Customers say tanks
HE'S got a huge truck and he worked for eight years as a truck mechanic but still some people try and take Andrew Pearce for a ride.
AS the drought deepens and dams run dry, the owner of Old Dog Drinking Water been working non-stop.
"I've sort of got a full slate for at least two weeks,” he said
"Since Christmas, because of the drought, I've been very busy.”
He's a generous man and he is aware that many people are struggling to pay for water on top of their everyday expenses. For many, it's something that they've never had to budget for before.
Occasionally, there are some who he feels have no intention to pay.
"After doing it for a while, you can pick it on the phone,” he said.
But most of his customers are genuine people and very happy to see him. And while he usually operates through bookings, he also keeps room for emergencies.
About six times per week, he gets calls from people who have run out of water, they didn't realise how much water they are using or didn't keep track of water levels in their tanks.
"If there's water coming out of their tap, they're happy,” he said.
"If there's no water coming out, they're not happy.”
Mr Pearce's truck holds 17,000 litres and the cost for customers depends on where they are located as 'most of the cost is in the transport'.
A family of four, complying with the council-mandated usage of 100 litres of water each per day would require a load of water about every six weeks. At outlying locations such as Dalveen, a tank costs around $300.

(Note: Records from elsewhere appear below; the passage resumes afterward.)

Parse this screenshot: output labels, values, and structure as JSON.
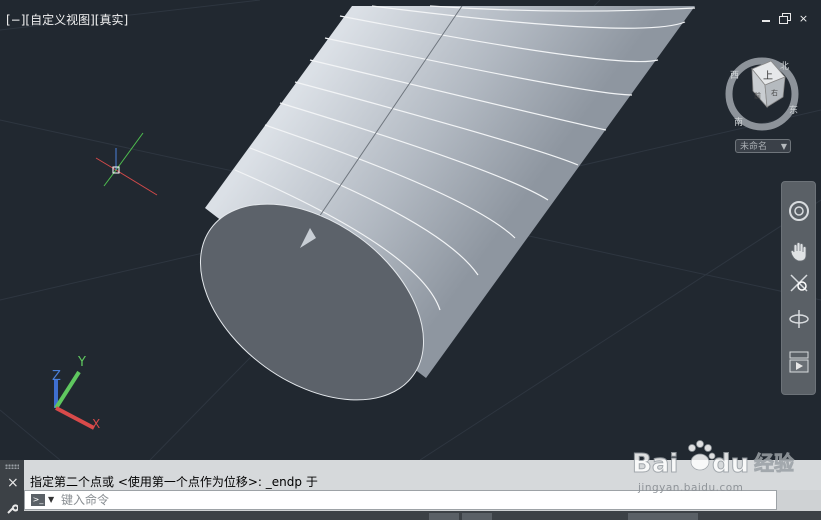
{
  "viewport": {
    "label": "[−][自定义视图][真实]",
    "background": "#212830"
  },
  "window_controls": {
    "minimize": "minimize-icon",
    "restore": "restore-icon",
    "close": "×"
  },
  "viewcube": {
    "top_face": "上",
    "front_face": "前",
    "right_face": "右",
    "north": "北",
    "west": "西",
    "east": "东",
    "south": "南"
  },
  "named_view": {
    "label": "未命名"
  },
  "navigation_bar": {
    "items": [
      "steering-wheel-icon",
      "pan-icon",
      "zoom-icon",
      "orbit-icon",
      "showmotion-icon"
    ]
  },
  "command_line": {
    "history": "指定第二个点或 <使用第一个点作为位移>: _endp 于",
    "placeholder": "键入命令",
    "close": "×"
  },
  "watermark": {
    "brand": "Bai",
    "brand2": "du",
    "brand_cn": "经验",
    "url": "jingyan.baidu.com"
  },
  "colors": {
    "accent_x": "#d84a4a",
    "accent_y": "#5fc75f",
    "accent_z": "#4a7fd8",
    "cylinder": "#a9b1bb"
  }
}
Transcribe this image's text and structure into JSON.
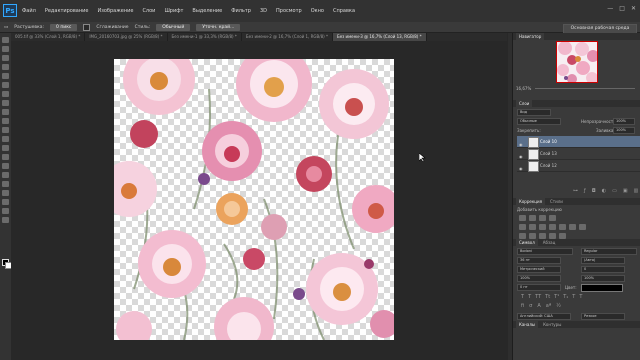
{
  "app": {
    "logo_text": "Ps"
  },
  "menu": [
    "Файл",
    "Редактирование",
    "Изображение",
    "Слои",
    "Шрифт",
    "Выделение",
    "Фильтр",
    "3D",
    "Просмотр",
    "Окно",
    "Справка"
  ],
  "window_controls": [
    "—",
    "□",
    "✕"
  ],
  "options_bar": {
    "refine_label": "Растушевка:",
    "refine_value": "0 пикс",
    "antialias_label": "Сглаживание",
    "style_label": "Стиль:",
    "style_value": "Обычный",
    "refine_edge_button": "Уточн. край..."
  },
  "workspace_button": "Основная рабочая среда",
  "tabs": [
    {
      "label": "005.tif @ 33% (Слой 1, RGB/8) *",
      "active": false
    },
    {
      "label": "IMG_20160703.jpg @ 25% (RGB/8) *",
      "active": false
    },
    {
      "label": "Без имени-1 @ 33,3% (RGB/8) *",
      "active": false
    },
    {
      "label": "Без имени-2 @ 16,7% (Слой 1, RGB/8) *",
      "active": false
    },
    {
      "label": "Без имени-3 @ 16,7% (Слой 13, RGB/8) *",
      "active": true
    }
  ],
  "navigator": {
    "title": "Навигатор",
    "zoom": "16,67%"
  },
  "layers": {
    "title": "Слои",
    "kind_label": "Вид",
    "blend_mode": "Обычные",
    "opacity_label": "Непрозрачность:",
    "opacity_value": "100%",
    "lock_label": "Закрепить:",
    "fill_label": "Заливка:",
    "fill_value": "100%",
    "rows": [
      {
        "name": "Слой 10",
        "selected": true
      },
      {
        "name": "Слой 13",
        "selected": false
      },
      {
        "name": "Слой 12",
        "selected": false
      }
    ]
  },
  "adjustments": {
    "tab1": "Коррекция",
    "tab2": "Стили",
    "header": "Добавить коррекцию"
  },
  "character": {
    "tab1": "Символ",
    "tab2": "Абзац",
    "font_family": "Bodoni",
    "font_style": "Regular",
    "size": "36 пт",
    "leading": "(Авто)",
    "kerning": "Метрический",
    "tracking": "0",
    "scale_v": "100%",
    "scale_h": "100%",
    "baseline": "0 пт",
    "color_label": "Цвет:",
    "language": "Английский: США",
    "aa": "Резкое"
  },
  "bottom_tabs": {
    "tab1": "Каналы",
    "tab2": "Контуры"
  }
}
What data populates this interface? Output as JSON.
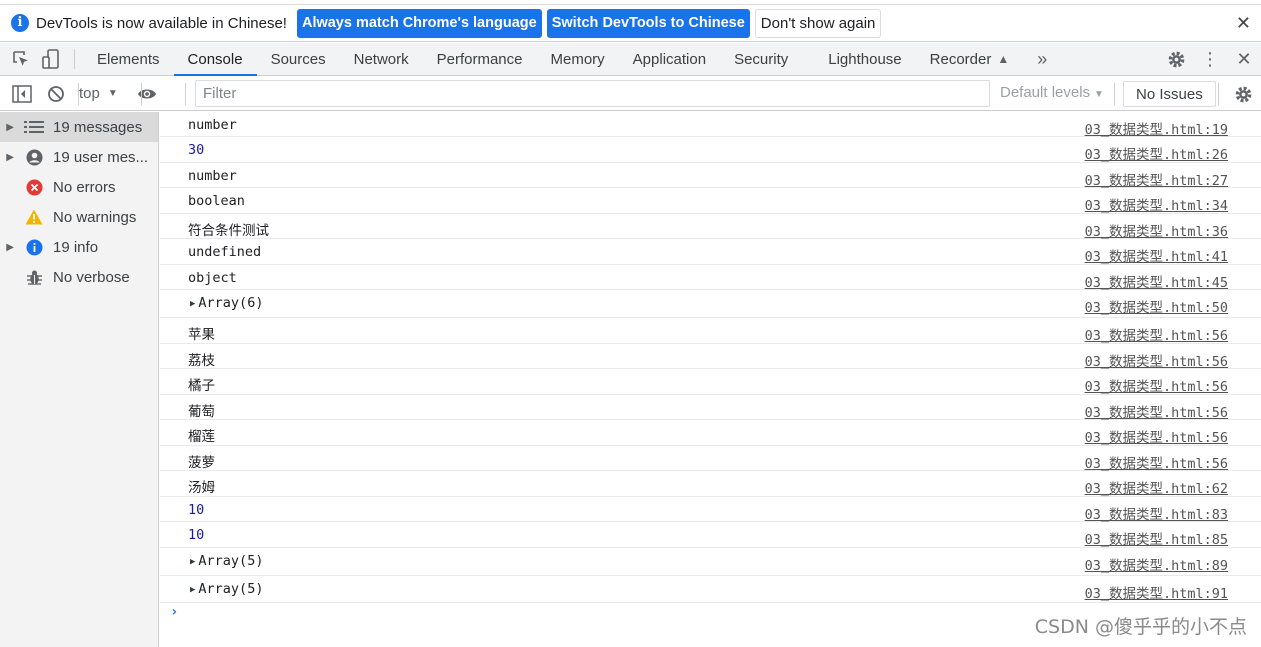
{
  "infobar": {
    "message": "DevTools is now available in Chinese!",
    "btn_match": "Always match Chrome's language",
    "btn_switch": "Switch DevTools to Chinese",
    "btn_dismiss": "Don't show again"
  },
  "tabs": [
    "Elements",
    "Console",
    "Sources",
    "Network",
    "Performance",
    "Memory",
    "Application",
    "Security",
    "Lighthouse",
    "Recorder"
  ],
  "active_tab": "Console",
  "toolbar": {
    "context": "top",
    "filter_placeholder": "Filter",
    "levels": "Default levels",
    "issues": "No Issues"
  },
  "sidebar": [
    {
      "label": "19 messages",
      "icon": "list-icon",
      "expandable": true
    },
    {
      "label": "19 user mes...",
      "icon": "user-icon",
      "expandable": true
    },
    {
      "label": "No errors",
      "icon": "error-icon",
      "expandable": false
    },
    {
      "label": "No warnings",
      "icon": "warning-icon",
      "expandable": false
    },
    {
      "label": "19 info",
      "icon": "info-icon",
      "expandable": true
    },
    {
      "label": "No verbose",
      "icon": "bug-icon",
      "expandable": false
    }
  ],
  "logs": [
    {
      "text": "number",
      "source": "03_数据类型.html:19",
      "kind": "str"
    },
    {
      "text": "30",
      "source": "03_数据类型.html:26",
      "kind": "num"
    },
    {
      "text": "number",
      "source": "03_数据类型.html:27",
      "kind": "str"
    },
    {
      "text": "boolean",
      "source": "03_数据类型.html:34",
      "kind": "str"
    },
    {
      "text": "符合条件测试",
      "source": "03_数据类型.html:36",
      "kind": "str"
    },
    {
      "text": "undefined",
      "source": "03_数据类型.html:41",
      "kind": "str"
    },
    {
      "text": "object",
      "source": "03_数据类型.html:45",
      "kind": "str"
    },
    {
      "text": "Array(6)",
      "source": "03_数据类型.html:50",
      "kind": "obj"
    },
    {
      "text": "苹果",
      "source": "03_数据类型.html:56",
      "kind": "str"
    },
    {
      "text": "荔枝",
      "source": "03_数据类型.html:56",
      "kind": "str"
    },
    {
      "text": "橘子",
      "source": "03_数据类型.html:56",
      "kind": "str"
    },
    {
      "text": "葡萄",
      "source": "03_数据类型.html:56",
      "kind": "str"
    },
    {
      "text": "榴莲",
      "source": "03_数据类型.html:56",
      "kind": "str"
    },
    {
      "text": "菠萝",
      "source": "03_数据类型.html:56",
      "kind": "str"
    },
    {
      "text": "汤姆",
      "source": "03_数据类型.html:62",
      "kind": "str"
    },
    {
      "text": "10",
      "source": "03_数据类型.html:83",
      "kind": "num"
    },
    {
      "text": "10",
      "source": "03_数据类型.html:85",
      "kind": "num"
    },
    {
      "text": "Array(5)",
      "source": "03_数据类型.html:89",
      "kind": "obj"
    },
    {
      "text": "Array(5)",
      "source": "03_数据类型.html:91",
      "kind": "obj"
    }
  ],
  "watermark": "CSDN @傻乎乎的小不点"
}
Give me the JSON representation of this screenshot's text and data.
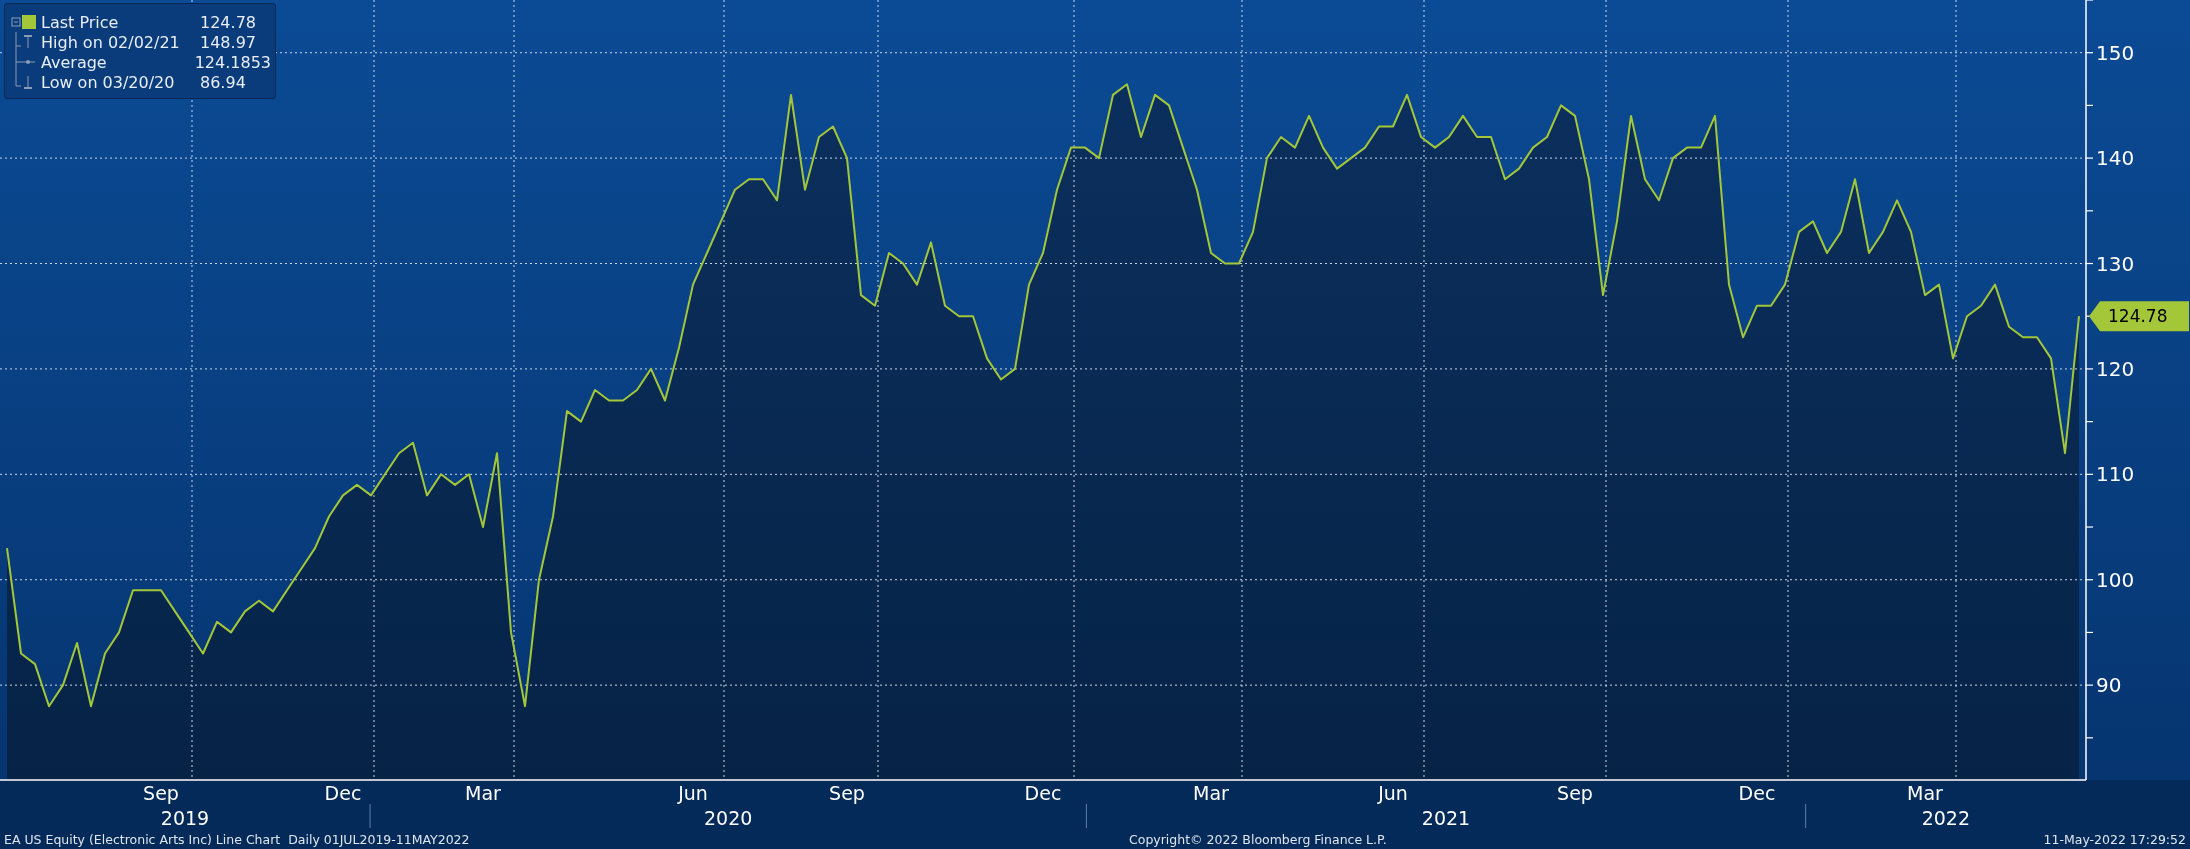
{
  "legend": [
    {
      "kind": "series",
      "value": "124.78"
    },
    {
      "kind": "high",
      "label": "High on 02/02/21",
      "value": "148.97"
    },
    {
      "kind": "average",
      "label": "Average",
      "value": "124.1853"
    },
    {
      "kind": "low",
      "label": "Low on 03/20/20",
      "value": "86.94"
    }
  ],
  "chart_data": {
    "type": "area",
    "grid": true,
    "ylim": [
      81,
      155
    ],
    "yticks": [
      90,
      100,
      110,
      120,
      130,
      140,
      150
    ],
    "categories": [
      null,
      null,
      null,
      null,
      null,
      null,
      null,
      null,
      null,
      null,
      null,
      "Sep",
      null,
      null,
      null,
      null,
      null,
      null,
      null,
      null,
      null,
      null,
      null,
      null,
      "Dec",
      null,
      null,
      null,
      null,
      null,
      null,
      null,
      null,
      null,
      "Mar",
      null,
      null,
      null,
      null,
      null,
      null,
      null,
      null,
      null,
      null,
      null,
      null,
      null,
      null,
      "Jun",
      null,
      null,
      null,
      null,
      null,
      null,
      null,
      null,
      null,
      null,
      "Sep",
      null,
      null,
      null,
      null,
      null,
      null,
      null,
      null,
      null,
      null,
      null,
      null,
      null,
      "Dec",
      null,
      null,
      null,
      null,
      null,
      null,
      null,
      null,
      null,
      null,
      null,
      "Mar",
      null,
      null,
      null,
      null,
      null,
      null,
      null,
      null,
      null,
      null,
      null,
      null,
      "Jun",
      null,
      null,
      null,
      null,
      null,
      null,
      null,
      null,
      null,
      null,
      null,
      null,
      "Sep",
      null,
      null,
      null,
      null,
      null,
      null,
      null,
      null,
      null,
      null,
      null,
      null,
      "Dec",
      null,
      null,
      null,
      null,
      null,
      null,
      null,
      null,
      null,
      null,
      null,
      "Mar",
      null,
      null,
      null,
      null,
      null,
      null,
      null,
      null,
      null,
      null,
      null
    ],
    "series": [
      {
        "name": "Last Price",
        "color": "#a4c639",
        "values": [
          103,
          93,
          92,
          88,
          90,
          94,
          88,
          93,
          95,
          99,
          99,
          99,
          97,
          95,
          93,
          96,
          95,
          97,
          98,
          97,
          99,
          101,
          103,
          106,
          108,
          109,
          108,
          110,
          112,
          113,
          108,
          110,
          109,
          110,
          105,
          112,
          95,
          88,
          100,
          106,
          116,
          115,
          118,
          117,
          117,
          118,
          120,
          117,
          122,
          128,
          131,
          134,
          137,
          138,
          138,
          136,
          146,
          137,
          142,
          143,
          140,
          127,
          126,
          131,
          130,
          128,
          132,
          126,
          125,
          125,
          121,
          119,
          120,
          128,
          131,
          137,
          141,
          141,
          140,
          146,
          147,
          142,
          146,
          145,
          141,
          137,
          131,
          130,
          130,
          133,
          140,
          142,
          141,
          144,
          141,
          139,
          140,
          141,
          143,
          143,
          146,
          142,
          141,
          142,
          144,
          142,
          142,
          138,
          139,
          141,
          142,
          145,
          144,
          138,
          127,
          134,
          144,
          138,
          136,
          140,
          141,
          141,
          144,
          128,
          123,
          126,
          126,
          128,
          133,
          134,
          131,
          133,
          138,
          131,
          133,
          136,
          133,
          127,
          128,
          121,
          125,
          126,
          128,
          124,
          123,
          123,
          121,
          112,
          125
        ]
      }
    ],
    "annotations": [
      {
        "text": "124.78"
      }
    ]
  },
  "year_labels": [
    {
      "label": "2019"
    },
    {
      "label": "2020"
    },
    {
      "label": "2021"
    },
    {
      "label": "2022"
    }
  ],
  "footer": {
    "description": "EA US Equity (Electronic Arts Inc) Line Chart  Daily 01JUL2019-11MAY2022",
    "copyright": "Copyright© 2022 Bloomberg Finance L.P.",
    "timestamp": "11-May-2022 17:29:52"
  }
}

Even prior to the drought, Mr Pearce enjoyed a regular flow of business.
"If it rains, it goes quiet but after two or three weeks you start getting calls,” he said.
The unusual name of his business comes from an old Mack truck with its bulldog emblem, that he restored.
Another Stanthorpe water carrier, Blue Topaz, is currently doing six loads a day and is booked into the start of September.